(Items from a data source)

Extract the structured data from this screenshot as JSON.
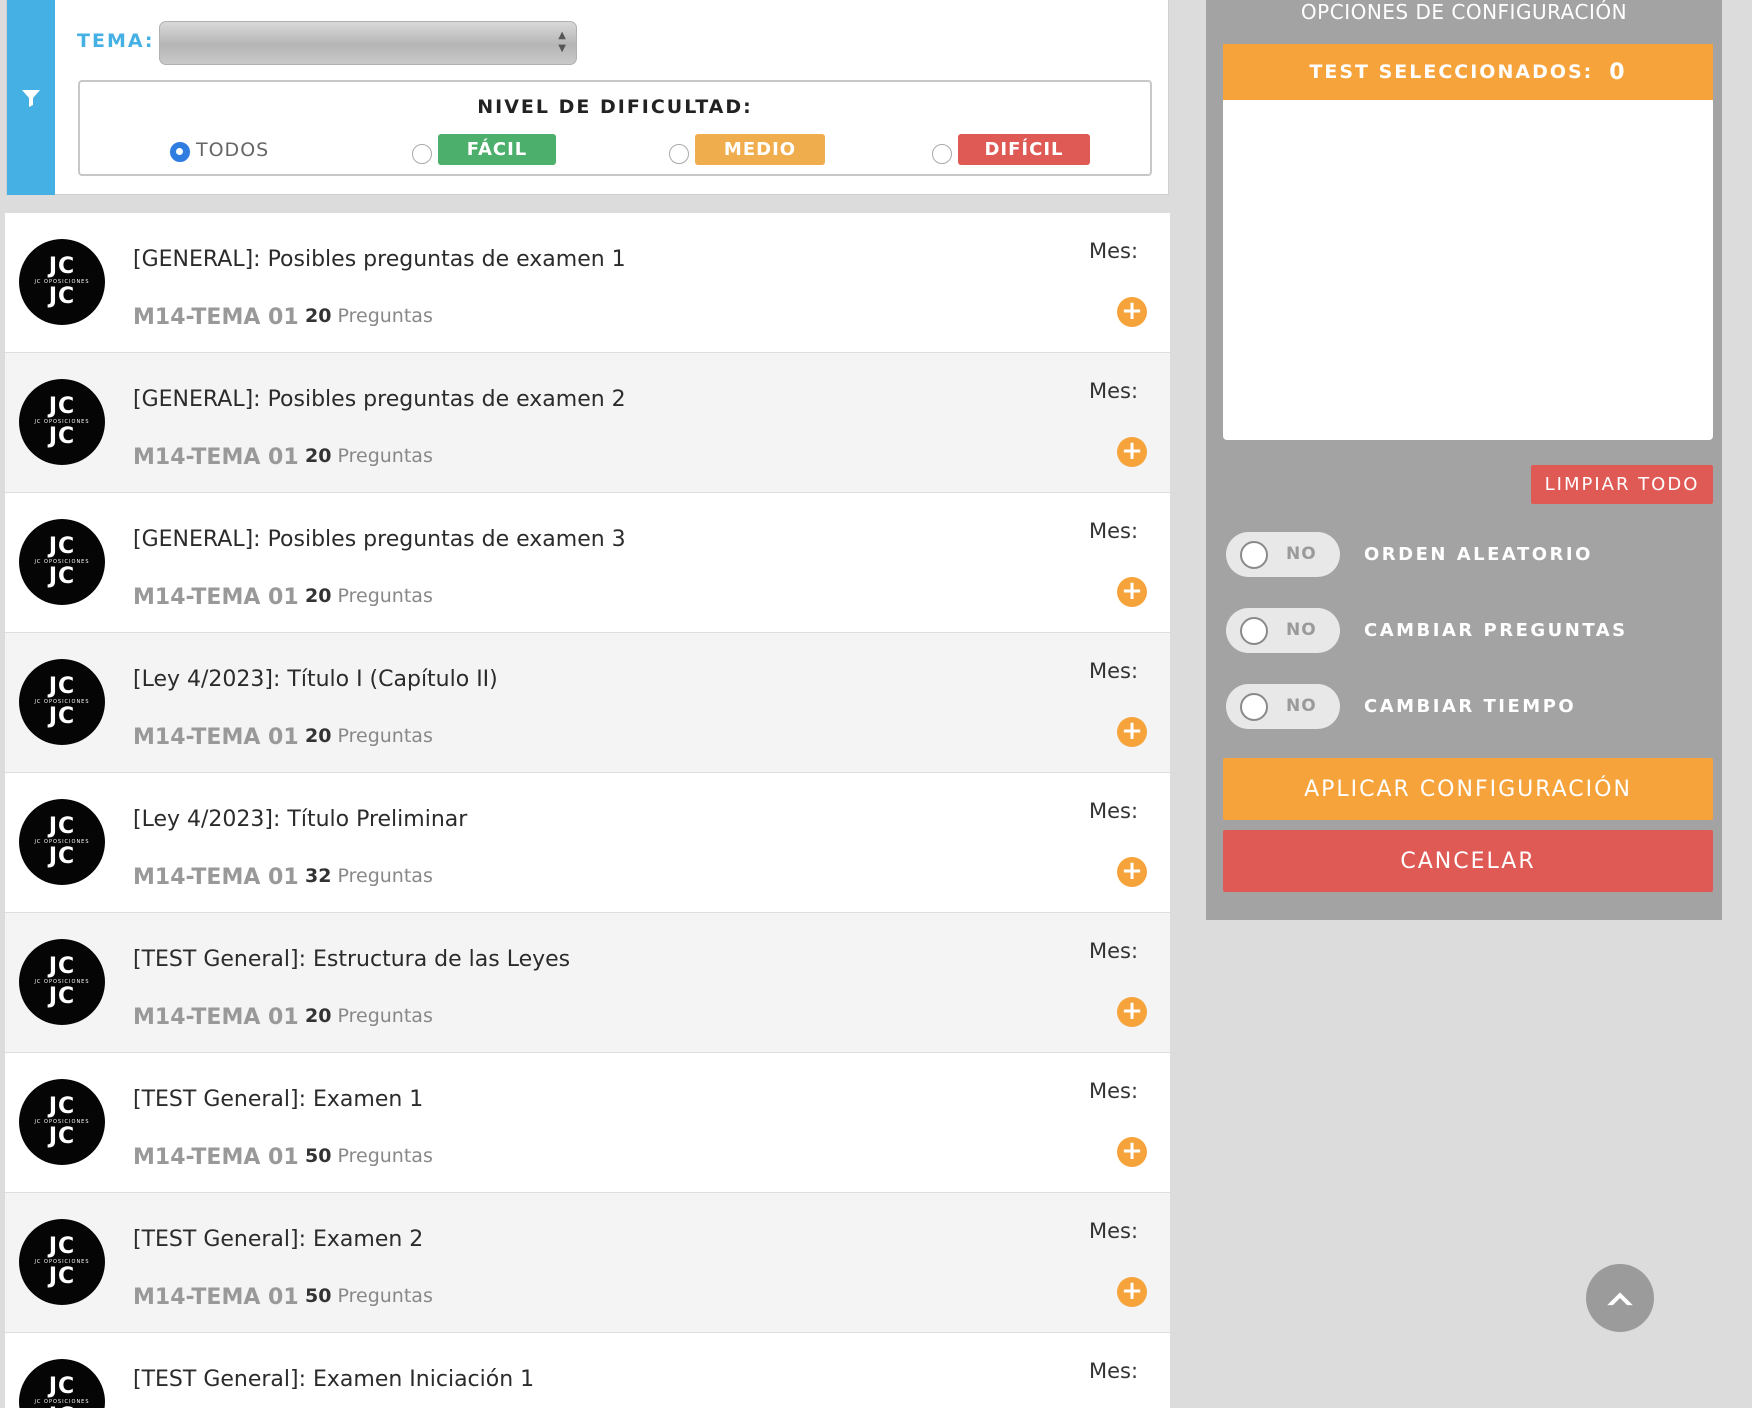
{
  "filter": {
    "tema_label": "TEMA:",
    "difficulty_title": "NIVEL DE DIFICULTAD:",
    "options": {
      "todos": "TODOS",
      "facil": "FÁCIL",
      "medio": "MEDIO",
      "dificil": "DIFÍCIL"
    },
    "selected": "todos",
    "colors": {
      "facil": "#4caf6b",
      "medio": "#f0ad4e",
      "dificil": "#e05a55",
      "accent": "#45b0e4"
    }
  },
  "tests": [
    {
      "title": "[GENERAL]: Posibles preguntas de examen 1",
      "tema": "M14-TEMA 01",
      "count": "20",
      "count_label": "Preguntas",
      "mes_label": "Mes:"
    },
    {
      "title": "[GENERAL]: Posibles preguntas de examen 2",
      "tema": "M14-TEMA 01",
      "count": "20",
      "count_label": "Preguntas",
      "mes_label": "Mes:"
    },
    {
      "title": "[GENERAL]: Posibles preguntas de examen 3",
      "tema": "M14-TEMA 01",
      "count": "20",
      "count_label": "Preguntas",
      "mes_label": "Mes:"
    },
    {
      "title": "[Ley 4/2023]: Título I (Capítulo II)",
      "tema": "M14-TEMA 01",
      "count": "20",
      "count_label": "Preguntas",
      "mes_label": "Mes:"
    },
    {
      "title": "[Ley 4/2023]: Título Preliminar",
      "tema": "M14-TEMA 01",
      "count": "32",
      "count_label": "Preguntas",
      "mes_label": "Mes:"
    },
    {
      "title": "[TEST General]: Estructura de las Leyes",
      "tema": "M14-TEMA 01",
      "count": "20",
      "count_label": "Preguntas",
      "mes_label": "Mes:"
    },
    {
      "title": "[TEST General]: Examen 1",
      "tema": "M14-TEMA 01",
      "count": "50",
      "count_label": "Preguntas",
      "mes_label": "Mes:"
    },
    {
      "title": "[TEST General]: Examen 2",
      "tema": "M14-TEMA 01",
      "count": "50",
      "count_label": "Preguntas",
      "mes_label": "Mes:"
    },
    {
      "title": "[TEST General]: Examen Iniciación 1",
      "tema": "M14-TEMA 01",
      "count": "",
      "count_label": "",
      "mes_label": "Mes:"
    }
  ],
  "logo": {
    "top": "JC",
    "middle": "JC OPOSICIONES",
    "bottom": "JC"
  },
  "add_icon": "plus-circle-icon",
  "config": {
    "title": "OPCIONES DE CONFIGURACIÓN",
    "selected_label": "TEST SELECCIONADOS:",
    "selected_count": "0",
    "clear_label": "LIMPIAR TODO",
    "options": [
      {
        "value": "NO",
        "label": "ORDEN ALEATORIO"
      },
      {
        "value": "NO",
        "label": "CAMBIAR PREGUNTAS"
      },
      {
        "value": "NO",
        "label": "CAMBIAR TIEMPO"
      }
    ],
    "apply_label": "APLICAR CONFIGURACIÓN",
    "cancel_label": "CANCELAR"
  }
}
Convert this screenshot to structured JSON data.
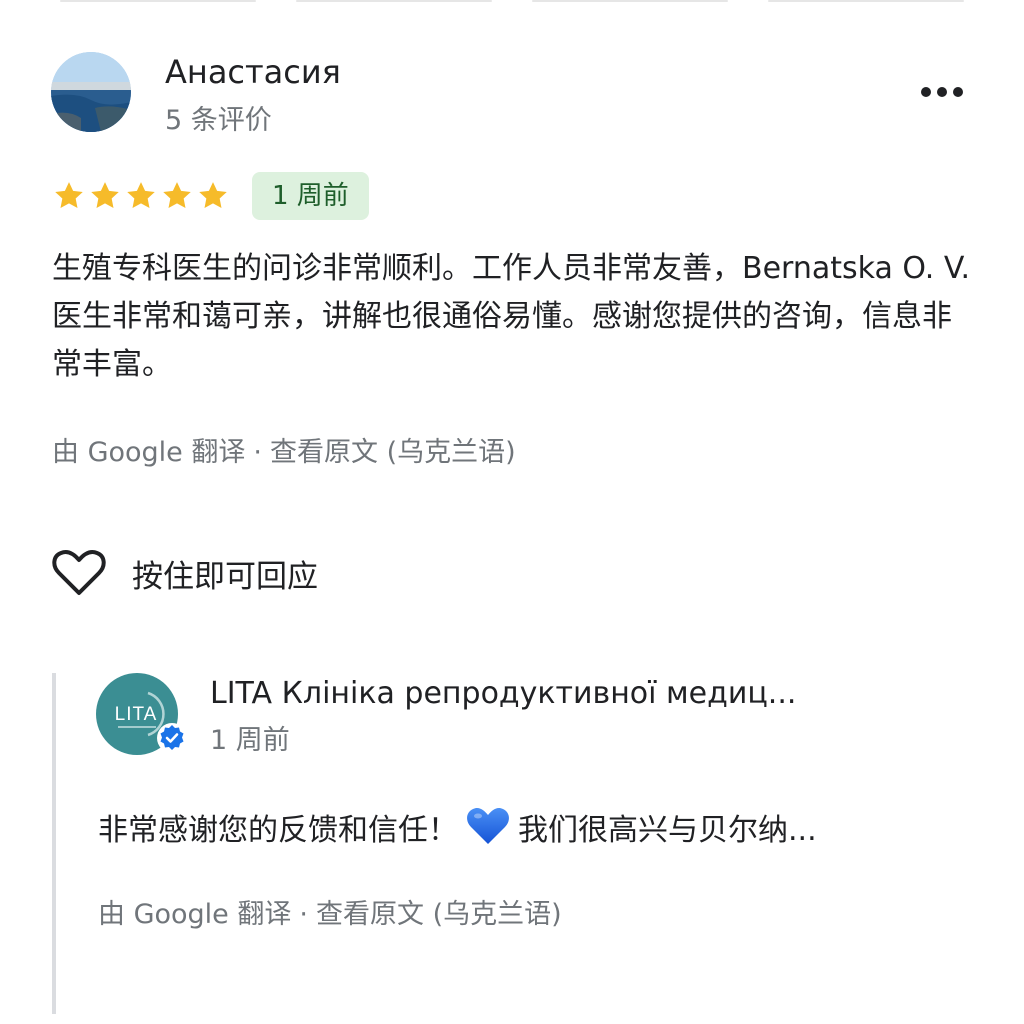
{
  "review": {
    "reviewer_name": "Анастасия",
    "reviewer_meta": "5 条评价",
    "rating": 5,
    "rating_max": 5,
    "time_ago": "1 周前",
    "text": "生殖专科医生的问诊非常顺利。工作人员非常友善，Bernatska O. V. 医生非常和蔼可亲，讲解也很通俗易懂。感谢您提供的咨询，信息非常丰富。",
    "translated_by": "由 Google 翻译",
    "separator": "·",
    "view_original": "查看原文 (乌克兰语)"
  },
  "like": {
    "label": "按住即可回应"
  },
  "owner_reply": {
    "owner_name": "LITA Клініка репродуктивної медиц...",
    "logo_text": "LITA",
    "time_ago": "1 周前",
    "text_before_emoji": "非常感谢您的反馈和信任！",
    "text_after_emoji": "我们很高兴与贝尔纳...",
    "translated_by": "由 Google 翻译",
    "separator": "·",
    "view_original": "查看原文 (乌克兰语)"
  },
  "icons": {
    "more": "more-horizontal-icon",
    "star": "star-icon",
    "like": "heart-outline-icon",
    "verified": "verified-check-icon",
    "emoji": "blue-heart-emoji"
  },
  "colors": {
    "star": "#f6bb2a",
    "badge_bg": "#ddf1de",
    "badge_text": "#1e5e2b",
    "secondary_text": "#70757a",
    "owner_logo": "#3b8e93",
    "verified": "#1a73e8",
    "emoji_heart": "#1a66e6"
  }
}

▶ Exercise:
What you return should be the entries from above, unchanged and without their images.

▶ Solution to this task:
Extract the structured data from this screenshot as JSON.
{
  "filter": {
    "tema_label": "TEMA:",
    "difficulty_title": "NIVEL DE DIFICULTAD:",
    "options": {
      "todos": "TODOS",
      "facil": "FÁCIL",
      "medio": "MEDIO",
      "dificil": "DIFÍCIL"
    },
    "selected": "todos",
    "colors": {
      "facil": "#4caf6b",
      "medio": "#f0ad4e",
      "dificil": "#e05a55",
      "accent": "#45b0e4"
    }
  },
  "tests": [
    {
      "title": "[GENERAL]: Posibles preguntas de examen 1",
      "tema": "M14-TEMA 01",
      "count": "20",
      "count_label": "Preguntas",
      "mes_label": "Mes:"
    },
    {
      "title": "[GENERAL]: Posibles preguntas de examen 2",
      "tema": "M14-TEMA 01",
      "count": "20",
      "count_label": "Preguntas",
      "mes_label": "Mes:"
    },
    {
      "title": "[GENERAL]: Posibles preguntas de examen 3",
      "tema": "M14-TEMA 01",
      "count": "20",
      "count_label": "Preguntas",
      "mes_label": "Mes:"
    },
    {
      "title": "[Ley 4/2023]: Título I (Capítulo II)",
      "tema": "M14-TEMA 01",
      "count": "20",
      "count_label": "Preguntas",
      "mes_label": "Mes:"
    },
    {
      "title": "[Ley 4/2023]: Título Preliminar",
      "tema": "M14-TEMA 01",
      "count": "32",
      "count_label": "Preguntas",
      "mes_label": "Mes:"
    },
    {
      "title": "[TEST General]: Estructura de las Leyes",
      "tema": "M14-TEMA 01",
      "count": "20",
      "count_label": "Preguntas",
      "mes_label": "Mes:"
    },
    {
      "title": "[TEST General]: Examen 1",
      "tema": "M14-TEMA 01",
      "count": "50",
      "count_label": "Preguntas",
      "mes_label": "Mes:"
    },
    {
      "title": "[TEST General]: Examen 2",
      "tema": "M14-TEMA 01",
      "count": "50",
      "count_label": "Preguntas",
      "mes_label": "Mes:"
    },
    {
      "title": "[TEST General]: Examen Iniciación 1",
      "tema": "M14-TEMA 01",
      "count": "",
      "count_label": "",
      "mes_label": "Mes:"
    }
  ],
  "logo": {
    "top": "JC",
    "middle": "JC OPOSICIONES",
    "bottom": "JC"
  },
  "add_icon": "plus-circle-icon",
  "config": {
    "title": "OPCIONES DE CONFIGURACIÓN",
    "selected_label": "TEST SELECCIONADOS:",
    "selected_count": "0",
    "clear_label": "LIMPIAR TODO",
    "options": [
      {
        "value": "NO",
        "label": "ORDEN ALEATORIO"
      },
      {
        "value": "NO",
        "label": "CAMBIAR PREGUNTAS"
      },
      {
        "value": "NO",
        "label": "CAMBIAR TIEMPO"
      }
    ],
    "apply_label": "APLICAR CONFIGURACIÓN",
    "cancel_label": "CANCELAR"
  }
}
Convert this screenshot to structured JSON data.
{
  "review": {
    "reviewer_name": "Анастасия",
    "reviewer_meta": "5 条评价",
    "rating": 5,
    "rating_max": 5,
    "time_ago": "1 周前",
    "text": "生殖专科医生的问诊非常顺利。工作人员非常友善，Bernatska O. V. 医生非常和蔼可亲，讲解也很通俗易懂。感谢您提供的咨询，信息非常丰富。",
    "translated_by": "由 Google 翻译",
    "separator": "·",
    "view_original": "查看原文 (乌克兰语)"
  },
  "like": {
    "label": "按住即可回应"
  },
  "owner_reply": {
    "owner_name": "LITA Клініка репродуктивної медиц...",
    "logo_text": "LITA",
    "time_ago": "1 周前",
    "text_before_emoji": "非常感谢您的反馈和信任！",
    "text_after_emoji": "我们很高兴与贝尔纳...",
    "translated_by": "由 Google 翻译",
    "separator": "·",
    "view_original": "查看原文 (乌克兰语)"
  },
  "icons": {
    "more": "more-horizontal-icon",
    "star": "star-icon",
    "like": "heart-outline-icon",
    "verified": "verified-check-icon",
    "emoji": "blue-heart-emoji"
  },
  "colors": {
    "star": "#f6bb2a",
    "badge_bg": "#ddf1de",
    "badge_text": "#1e5e2b",
    "secondary_text": "#70757a",
    "owner_logo": "#3b8e93",
    "verified": "#1a73e8",
    "emoji_heart": "#1a66e6"
  }
}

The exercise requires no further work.